Anyway, to start things off let’s take a look at John Carpenter’s 1986 film “Big Trouble In Little China.” Going into the film, I had heard a variety of different things about, including that the film was cheesy goodness with lots of great action sequences. To be fair, the film delivers on the action sequences and does throw in a hardy dose of comedy into a normally dramatic situation.
The plot of the film follows a truck driver by the name of Jack Burton (Kurt Russell) as he visits a friend, Wang Chin (Dennis Dun), in San Francisco’s Chinatown. But when Jack drives Wang to the airport to pick up his fiancee, she is kidnapped and the two are pursued by a Chinese gang. As the film progresses, we learn more about why the gang wants Wang’s fiancee and that there is a dark ancient history behind a man who wants her for himself.

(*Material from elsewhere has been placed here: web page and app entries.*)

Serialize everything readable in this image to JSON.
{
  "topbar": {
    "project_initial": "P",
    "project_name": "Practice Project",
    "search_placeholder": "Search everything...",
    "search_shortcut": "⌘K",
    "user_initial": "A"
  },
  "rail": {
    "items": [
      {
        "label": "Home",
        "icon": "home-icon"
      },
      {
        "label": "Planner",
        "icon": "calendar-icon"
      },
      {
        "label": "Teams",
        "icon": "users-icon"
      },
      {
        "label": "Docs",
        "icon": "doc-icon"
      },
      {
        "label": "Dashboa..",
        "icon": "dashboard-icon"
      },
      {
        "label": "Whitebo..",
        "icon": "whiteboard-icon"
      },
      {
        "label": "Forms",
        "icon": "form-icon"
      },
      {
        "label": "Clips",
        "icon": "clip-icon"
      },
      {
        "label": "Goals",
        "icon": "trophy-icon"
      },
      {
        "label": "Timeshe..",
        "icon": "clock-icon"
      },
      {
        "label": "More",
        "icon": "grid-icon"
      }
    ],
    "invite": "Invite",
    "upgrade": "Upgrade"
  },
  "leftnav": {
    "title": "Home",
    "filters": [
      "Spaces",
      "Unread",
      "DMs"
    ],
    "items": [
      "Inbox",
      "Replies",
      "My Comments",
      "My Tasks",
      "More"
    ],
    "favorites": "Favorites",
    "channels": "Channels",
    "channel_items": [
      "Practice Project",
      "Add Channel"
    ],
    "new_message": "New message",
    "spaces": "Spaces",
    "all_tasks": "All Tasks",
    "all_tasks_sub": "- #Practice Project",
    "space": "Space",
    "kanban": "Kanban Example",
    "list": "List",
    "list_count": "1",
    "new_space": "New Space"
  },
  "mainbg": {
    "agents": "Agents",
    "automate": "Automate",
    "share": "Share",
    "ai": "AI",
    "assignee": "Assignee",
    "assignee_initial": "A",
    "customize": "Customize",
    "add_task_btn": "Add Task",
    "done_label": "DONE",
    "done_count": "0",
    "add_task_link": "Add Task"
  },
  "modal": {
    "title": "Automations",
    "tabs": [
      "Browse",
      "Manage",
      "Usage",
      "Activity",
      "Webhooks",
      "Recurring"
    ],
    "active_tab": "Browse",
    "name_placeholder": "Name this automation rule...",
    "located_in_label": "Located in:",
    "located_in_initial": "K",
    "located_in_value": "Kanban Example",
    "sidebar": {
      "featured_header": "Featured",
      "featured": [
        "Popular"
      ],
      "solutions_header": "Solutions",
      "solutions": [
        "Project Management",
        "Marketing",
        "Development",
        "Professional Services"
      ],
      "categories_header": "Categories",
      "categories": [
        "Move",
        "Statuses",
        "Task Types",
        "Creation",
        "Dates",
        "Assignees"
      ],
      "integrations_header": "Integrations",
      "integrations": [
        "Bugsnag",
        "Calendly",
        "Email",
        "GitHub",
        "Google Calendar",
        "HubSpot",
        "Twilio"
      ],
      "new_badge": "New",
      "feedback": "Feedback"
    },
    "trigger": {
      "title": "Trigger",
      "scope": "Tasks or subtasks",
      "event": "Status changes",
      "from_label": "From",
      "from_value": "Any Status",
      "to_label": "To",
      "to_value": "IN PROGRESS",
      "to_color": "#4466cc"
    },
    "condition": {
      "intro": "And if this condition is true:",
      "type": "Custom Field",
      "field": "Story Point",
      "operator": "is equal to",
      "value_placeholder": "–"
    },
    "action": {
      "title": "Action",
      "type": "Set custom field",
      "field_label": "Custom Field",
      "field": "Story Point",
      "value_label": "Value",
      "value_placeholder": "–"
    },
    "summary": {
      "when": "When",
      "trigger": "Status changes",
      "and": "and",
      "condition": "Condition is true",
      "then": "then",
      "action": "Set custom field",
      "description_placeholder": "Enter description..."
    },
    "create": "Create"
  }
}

My immediate feelings on the film are that it comes across like a combination of a 1970’s Kung-Fu movie, complete with over the top stunts and wacky martial arts, and “Ghostbusters,” mostly through the use of the super natural, the effects which are used to portray said other worlders, and the straight-man to watch the insanity ensue.

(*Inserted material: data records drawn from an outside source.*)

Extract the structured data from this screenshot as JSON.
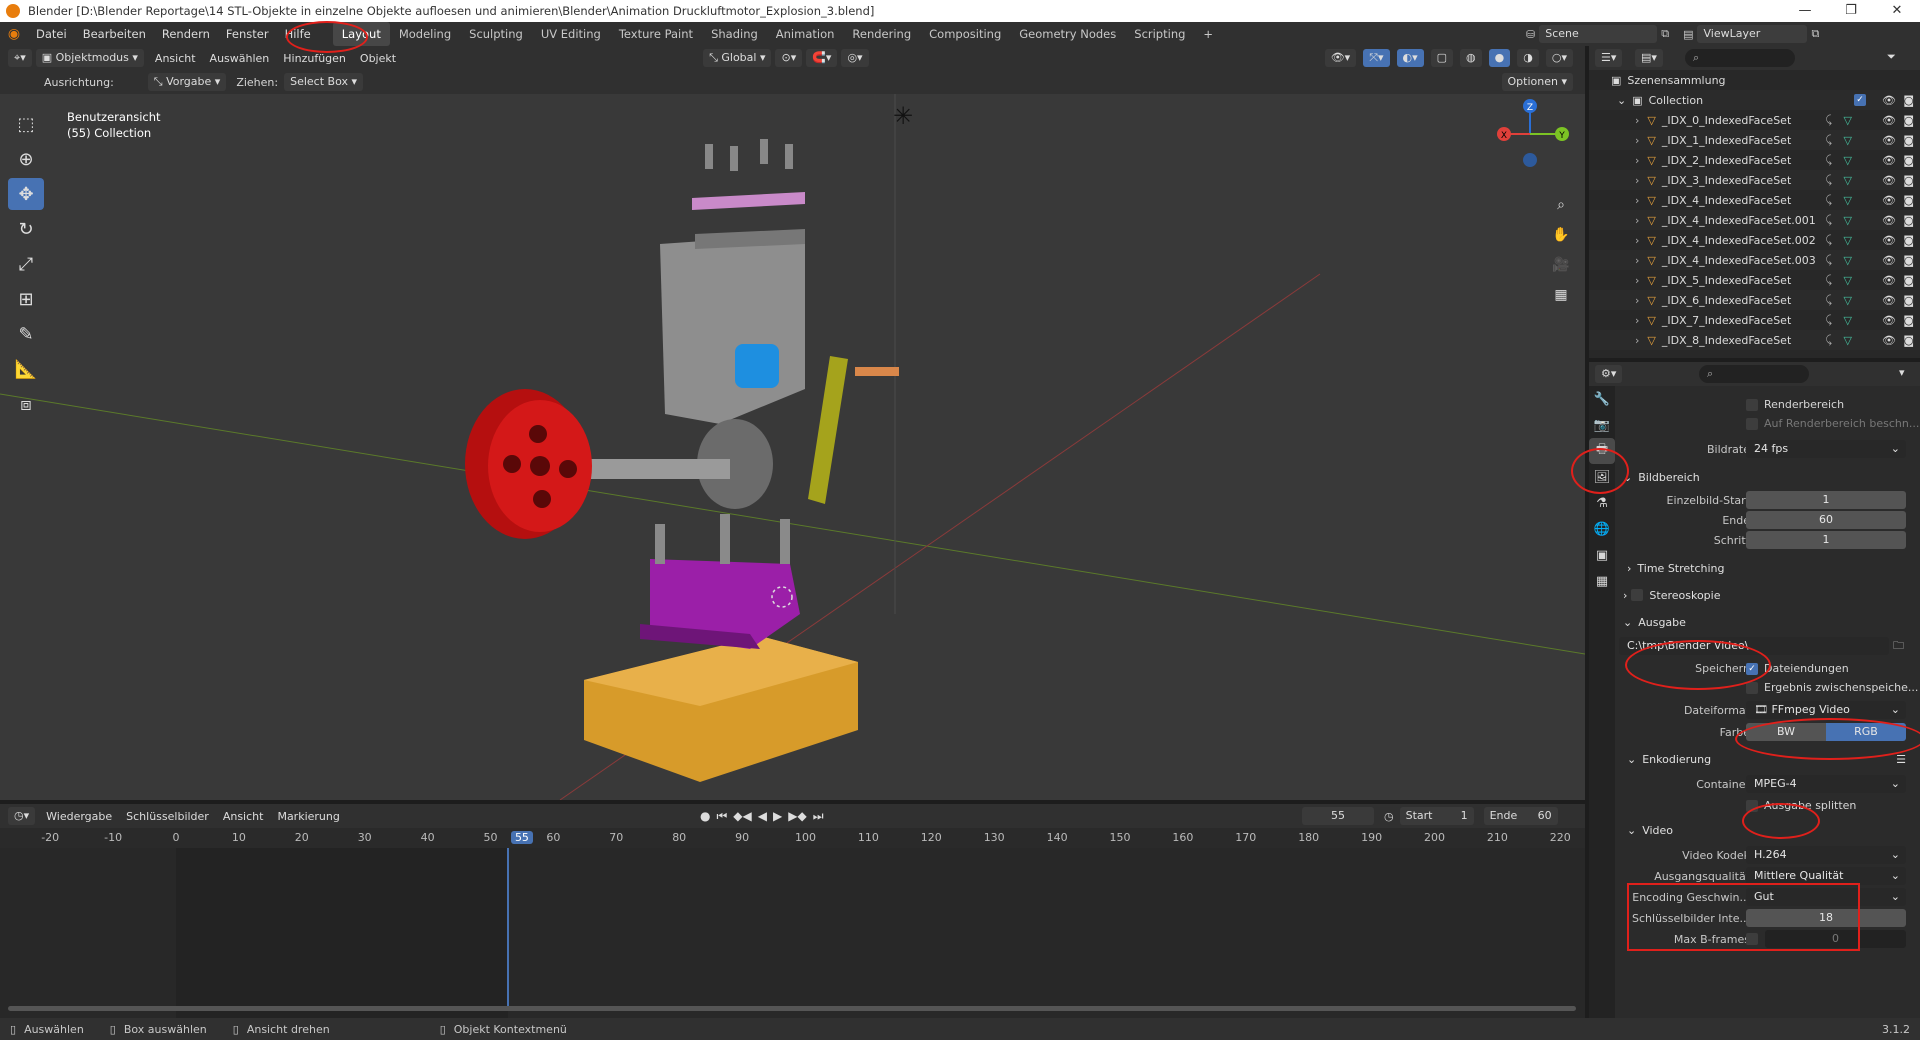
{
  "window": {
    "title": "Blender [D:\\Blender Reportage\\14 STL-Objekte in einzelne Objekte aufloesen und animieren\\Blender\\Animation Druckluftmotor_Explosion_3.blend]",
    "minimize": "—",
    "maximize": "❐",
    "close": "✕"
  },
  "menu": [
    "Datei",
    "Bearbeiten",
    "Rendern",
    "Fenster",
    "Hilfe"
  ],
  "workspaces": [
    "Layout",
    "Modeling",
    "Sculpting",
    "UV Editing",
    "Texture Paint",
    "Shading",
    "Animation",
    "Rendering",
    "Compositing",
    "Geometry Nodes",
    "Scripting"
  ],
  "add_workspace": "+",
  "scene": {
    "name": "Scene",
    "view_layer": "ViewLayer"
  },
  "viewport_header": {
    "mode": "Objektmodus",
    "menus": [
      "Ansicht",
      "Auswählen",
      "Hinzufügen",
      "Objekt"
    ],
    "transform": "Global",
    "options": "Optionen"
  },
  "tool_settings": {
    "orientation_label": "Ausrichtung:",
    "orientation_value": "Vorgabe",
    "drag_label": "Ziehen:",
    "drag_value": "Select Box"
  },
  "viewport": {
    "view_name": "Benutzeransicht",
    "collection": "(55) Collection",
    "gizmo_axes": {
      "x": "X",
      "y": "Y",
      "z": "Z"
    }
  },
  "timeline": {
    "menus": [
      "Wiedergabe",
      "Schlüsselbilder",
      "Ansicht",
      "Markierung"
    ],
    "current_frame": "55",
    "start_label": "Start",
    "start": "1",
    "end_label": "Ende",
    "end": "60",
    "ruler": [
      "-20",
      "-10",
      "0",
      "10",
      "20",
      "30",
      "40",
      "50",
      "55",
      "60",
      "70",
      "80",
      "90",
      "100",
      "110",
      "120",
      "130",
      "140",
      "150",
      "160",
      "170",
      "180",
      "190",
      "200",
      "210",
      "220"
    ]
  },
  "statusbar": {
    "items": [
      "Auswählen",
      "Box auswählen",
      "Ansicht drehen",
      "Objekt Kontextmenü"
    ],
    "version": "3.1.2"
  },
  "outliner": {
    "scene_collection": "Szenensammlung",
    "collection": "Collection",
    "objects": [
      "_IDX_0_IndexedFaceSet",
      "_IDX_1_IndexedFaceSet",
      "_IDX_2_IndexedFaceSet",
      "_IDX_3_IndexedFaceSet",
      "_IDX_4_IndexedFaceSet",
      "_IDX_4_IndexedFaceSet.001",
      "_IDX_4_IndexedFaceSet.002",
      "_IDX_4_IndexedFaceSet.003",
      "_IDX_5_IndexedFaceSet",
      "_IDX_6_IndexedFaceSet",
      "_IDX_7_IndexedFaceSet",
      "_IDX_8_IndexedFaceSet"
    ]
  },
  "properties": {
    "render_region": "Renderbereich",
    "crop_region": "Auf Renderbereich beschn...",
    "framerate_label": "Bildrate",
    "framerate": "24 fps",
    "frame_range": "Bildbereich",
    "frame_start_label": "Einzelbild-Start",
    "frame_start": "1",
    "frame_end_label": "Ende",
    "frame_end": "60",
    "frame_step_label": "Schritt",
    "frame_step": "1",
    "time_stretching": "Time Stretching",
    "stereoscopy": "Stereoskopie",
    "output": "Ausgabe",
    "output_path": "C:\\tmp\\Blender Video\\",
    "save_label": "Speichern",
    "file_extensions": "Dateiendungen",
    "cache_result": "Ergebnis zwischenspeiche...",
    "file_format_label": "Dateiformat",
    "file_format": "FFmpeg Video",
    "color_label": "Farbe",
    "color_bw": "BW",
    "color_rgb": "RGB",
    "encoding": "Enkodierung",
    "container_label": "Container",
    "container": "MPEG-4",
    "split_output": "Ausgabe splitten",
    "video": "Video",
    "video_codec_label": "Video Kodek",
    "video_codec": "H.264",
    "output_quality_label": "Ausgangsqualität",
    "output_quality": "Mittlere Qualität",
    "encoding_speed_label": "Encoding Geschwin...",
    "encoding_speed": "Gut",
    "keyframe_interval_label": "Schlüsselbilder Inte...",
    "keyframe_interval": "18",
    "max_bframes_label": "Max B-frames",
    "max_bframes": "0"
  },
  "colors": {
    "accent": "#4772b3",
    "annotation": "#e0201b",
    "object_orange": "#e8a33d"
  }
}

At first, I found myself asking, “Why is Kurt Russell in this movie? He really doesn’t belong in this scenario. What does he bring to the table?”
But as the film progressed, my question was answered in much the same way it was used in “Ghostbusters.” If you were to remove Kurt Russell from this movie, the playful and energetic atmosphere would be removed from the movie. All of the best lines and moments in the film revolve around Russell’s character, and it’s his resolve and ability to take everything in stride that makes this whole event some much fun.
Without Russell, this just becomes a very strange and forgettable Kung-Fu movie with some halfway decent effects. Though I guess another saving grace for the film would be the unique yet compelling mythology the film develops through it’s villain, Lo Pan (James Hong). This is mostly accomplished through Hong’s performance as an old and creepy wheelchair bound warlord, but then also as a teeth-grinning psychopathic wizard. Hong works both in different ways, but still comes across like they’re the same character.
It is also interesting to watch “Big Trouble In Little China” after watching so many other John Carpenter films. Having seen “The Thing”, “Assault On Precient 13”, “Halloween” and “They Live!” already, I can safely say that John Carpenter is able to take the most basic plot lines and add just the right amount of zest and flavor to them to make the film compelling to watch for a whole different reason. “Big Trouble In Little China” is no exception to that rule. Though I will say that this particular film takes a lot more chances than many of Carpenter’s other works, it succeeds at most simply because of Russell and Hong’s performances, as well as Carpenter’s love for his craft.
You can tell that John Carpenter is enthralled with what he does and puts every ounce of his heart and passion into his films. That passion comes through in his films and gives it an extra kick that many other films lack. While his films may not always be big financial hits, they’re always a joy to watch and each one I’ve watched as put a simile on my face.
Final Grade: B+